Walking is one of the best ways to get us up and moving and get some exercise in our daily routines. Most Americans, sadly, will drive, take mass transit, or get a car service rather than using their own two feet to get from point A to point B. Instead, we could look to our friends in other parts of the world where walking to work or to do a little shopping is the norm. In fact, a 2010 study at the University of Tennessee Obesity Research Center in Knoxville found that adults in the United States average just over 5,100 steps per day, compared to Australian residents who average nearly 9,700 daily steps and Swiss citizens who average 9,650.1 Bassett, David R., Jr.; et al. “Pedometer-Measured Physical Activity and Health Behaviors in U.S. Adults.” Medicine & Science in Sports & Exercise. October 2010. Accessed 22 March 2017. http://journals.lww.com/acsm-msse/Abstract/2010/10000/Pedometer_Measured_Physical_Activity_and_Health.4.aspx.
If you live within walking distance of your workplace, try walking to work (there is even a national holiday for added encouragement–April 6th is Walk to Work Day). For those who live too far to attempt walking to work, there are plenty of other ways to incorporate more walking into your day, beginning right now. Read on for six ideas that can get you started.
Park Farther Away
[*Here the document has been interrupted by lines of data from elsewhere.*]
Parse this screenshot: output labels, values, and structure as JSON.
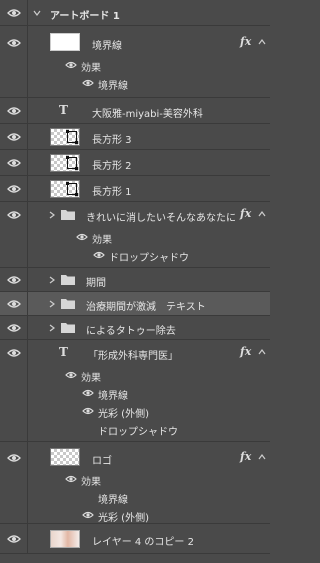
{
  "artboard": {
    "title": "アートボード 1"
  },
  "layers": [
    {
      "name": "境界線",
      "fx": "fx",
      "effects_label": "効果",
      "effects": [
        "境界線"
      ]
    },
    {
      "name": "大阪雅-miyabi-美容外科"
    },
    {
      "name": "長方形 3"
    },
    {
      "name": "長方形 2"
    },
    {
      "name": "長方形 1"
    },
    {
      "name": "きれいに消したいそんなあなたに",
      "fx": "fx",
      "effects_label": "効果",
      "effects": [
        "ドロップシャドウ"
      ]
    },
    {
      "name": "期間"
    },
    {
      "name": "治療期間が激減　テキスト"
    },
    {
      "name": "によるタトゥー除去"
    },
    {
      "name": "「形成外科専門医」",
      "fx": "fx",
      "effects_label": "効果",
      "effects": [
        "境界線",
        "光彩 (外側)",
        "ドロップシャドウ"
      ]
    },
    {
      "name": "ロゴ",
      "fx": "fx",
      "effects_label": "効果",
      "effects": [
        "境界線",
        "光彩 (外側)"
      ]
    },
    {
      "name": "レイヤー 4 のコピー 2"
    }
  ],
  "colors": {
    "panel_bg": "#4a4a4a",
    "selected_row": "#5a5a5a",
    "divider": "#3a3a3a",
    "text": "#e6e6e6"
  },
  "icons": {
    "visibility": "eye-icon",
    "group": "folder-icon",
    "text_layer": "T-icon",
    "expand": "chevron-right-icon",
    "collapse": "chevron-down-icon",
    "effects": "fx-icon",
    "effects_toggle": "caret-up-icon"
  }
}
If you have to drive to your destination—whether it’s to work or for errand running or to visit a friend—park as far as you reasonably can. Rather than weaving in and out of the aisles to search for a spot closest to the entrance, park in one of the farthest spaces way across the lot. You’ll get a few minutes of exercise in and, as an added bonus, you’ll probably have plenty of spots to choose from.
Walk on the Job
You may not be able to walk to work, but you can certainly walk while you’re there. Especially if you have a desk job, it is essential to get up at least once an hour and take a walk. Do a couple of laps around the building, and if there are stairs available, skip the elevator every time you have to travel between floors.
Combine Walking With Mass Transit
If you typically take a train or bus to work, get off a stop or two earlier than usual. You’re still getting close to your workplace, but can add an extra 15 or 20 minutes of healthy walking on the way.
Put Lunchtime to Good Use
Rather than sitting at a table in a restaurant or in the office break room for lunch every day, use that time to get a little exercise. Recruit your work friends to join you. It’s easy enough to bring a salad or sandwich from home—which is also an opportunity to eat a little more nutritiously—and spend the better part of your lunch hour on a walk.
Schedule a Walking Meeting
If you have a say in your departmental meetings, try to skip the conference room and schedule a meeting on the go. You can walk around the outside of the building or to a nearby park if possible, and brainstorm as you go. A 2016 study at the University of Miami in Florida showed that changing just one meeting a week from sitting to walking helped increase the moderate to vigorous activity levels for largely sedentary employees.2 Kling, Hannah E.; et al. “Opportunities for Increased Physical Activity in the Workplace: the Walking Meeting Pilot Study, Miami, 2015.” Preventing Chronic Disease. 23 June 2016. Accessed 23 March 2017. http://www.cdc.gov/pcd/issues/2016/16_0111.htm.
Take an Evening Stroll
If you can’t find a way to walk to work or while you’re at work, there’s always the option to do your walking later in the day. On a beautiful spring evening, what could be nicer than a sunset walk to burn off some of those dinner calories? And there’s no rush to get back to a night of television watching, so take a nice long route and make it a regular habit.
And for those of you who absolutely hate walking, there’s always cycling—something that a lot of countries take to heart.3 “Top 10 Countries with Most Bicycles per Capita.” TOP10HELL. 3/14/11, (Accessed 23 Mar 2017.) http://top10hell.com/top-10-countries-with-most-bicycles-per-capita/
References [ + ]
|1.||↑||Bassett, David R., Jr.; et al. “Pedometer-Measured Physical Activity and Health Behaviors in U.S. Adults.” Medicine & Science in Sports & Exercise. October 2010. Accessed 22 March 2017. http://journals.lww.com/acsm-msse/Abstract/2010/10000/Pedometer_Measured_Physical_Activity_and_Health.4.aspx.|
|2.||↑||Kling, Hannah E.; et al. “Opportunities for Increased Physical Activity in the Workplace: the Walking Meeting Pilot Study, Miami, 2015.” Preventing Chronic Disease. 23 June 2016. Accessed 23 March 2017. http://www.cdc.gov/pcd/issues/2016/16_0111.htm.|
|3.||↑||“Top 10 Countries with Most Bicycles per Capita.” TOP10HELL. 3/14/11, (Accessed 23 Mar 2017.) http://top10hell.com/top-10-countries-with-most-bicycles-per-capita/|